(25) | |||||

Therefore, we obtain the output state

considering the relation . The operator of the under-brace in the above equation can be reduced to the form of a field operator multiplied by a c-number phase:

(27) |

The commutator, , is used in deriving the above result. Under unitary evolution, the output state of an interacting photon pair therefore reads

(28) | |||||

which is inseparable with respect to and due to the induced phase . Such inseparability shows the entanglement between the single photon pulses, impairing the ideal performance of a quantum phase gate, . The conditional phase and fidelity of a quantum phase gate based on such XPM between two single photons can be determined by the following overlap trans :

Obviously a more entangled output state means a lower fidelity of the gate operation.

The interaction picture adopted in the above discussions makes it unnecessary to consider the pulse propagation and pulse diffraction effects described by Eq. (10), which in any case have no impact on the fidelity and conditional phase defined in Eq. (LABEL:p-f), cf. Ref. trans . The pulse profiles and in computing the overlap with Eq. (LABEL:p-f) are just those of the initial state at . This helps to simplify the treatment of XPM especially when two pulses have unequal velocities .

### v.2 Coherent state and single photon state

We now turn to the main topic of this paper, namely the interaction of a coherent state and a single photon. In the interaction picture, the input of a coherent state and a single photon state is given as

(30) | |||||

The above input state will evolve under the interaction as

(31) | |||||

In the -th term of the above expansion there are phase factor operators , see the second step of the equation. Similar to the procedure in Eq. (27), the commutations of these phase factor operators with the field operator of the single photon will give rise to c-number phase functions , where is defined in Eq. (27). The last equality in Eq. (31) is one of the main results of this paper. It gives a compact expression for the output state, which forms the basis for all of our results below.

One can see that in general the output state is different from the ideal output state described in the introduction. The output state in Eq. (31) can be expanded as

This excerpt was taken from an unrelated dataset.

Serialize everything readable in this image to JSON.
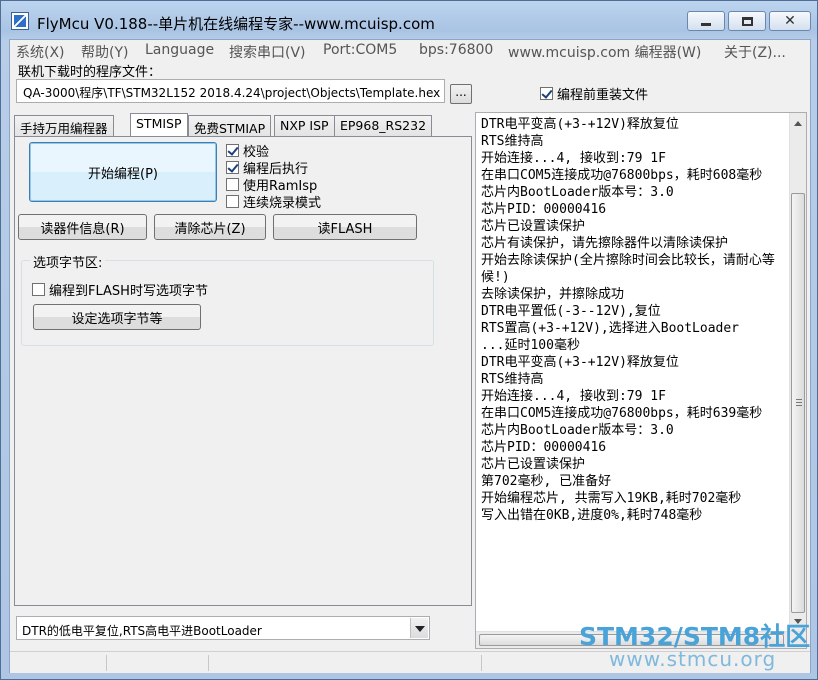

(32) | |||||

The Fourier transform of the coefficient functions, such as that of the function in the second term of bi-photon component, will be generally inseparable with respect to the wave-vector modes of the coherent state and the modes of the single photon. This is due to the phases (inseparable with respect to and ) arising from pulse interaction. However, the XPM for realizing an ideal quantum phase gate is that , i.e. all components should pick up the same constant phase . Each expanded term in the ideal output state should be still separable with respect to and as in the input state. The entanglement between the modes and in a realistic output, as well as the inhomogeneity in pulse interaction, will generally impair such ideal performance for a quantum phase gate.

Another interesting observation is the existence of the self-phase modulation (SPM) effect in a more general situation with the factor in Eq. (14) being replaced by

(33) | |||||

Here the potentials and give rise to SPM and XPM, respectively. The contribution of the SPM effect to the output state in Eq. (31) is manifested by the commutations of , where

(34) |

with the field operator of the coherent state, giving the extra phases due to the self interaction of the pulse in coherent state. This is totally different from the interaction between single photons, where only XPM effect exists trans . There is, however, no effect of SPM in multi-photon pulse interaction inside EIT media eit-review , and we will not consider SPM below.

Now we look in more detail at the difference of the actual XPM from an ideal XPM which realizes the transformation . In the spatial coordinate an ideal output state is given as

(35) | |||||

One can measure the closeness between an actual given by Eq. (31) and an ideal output state via their overlap

(36) | |||||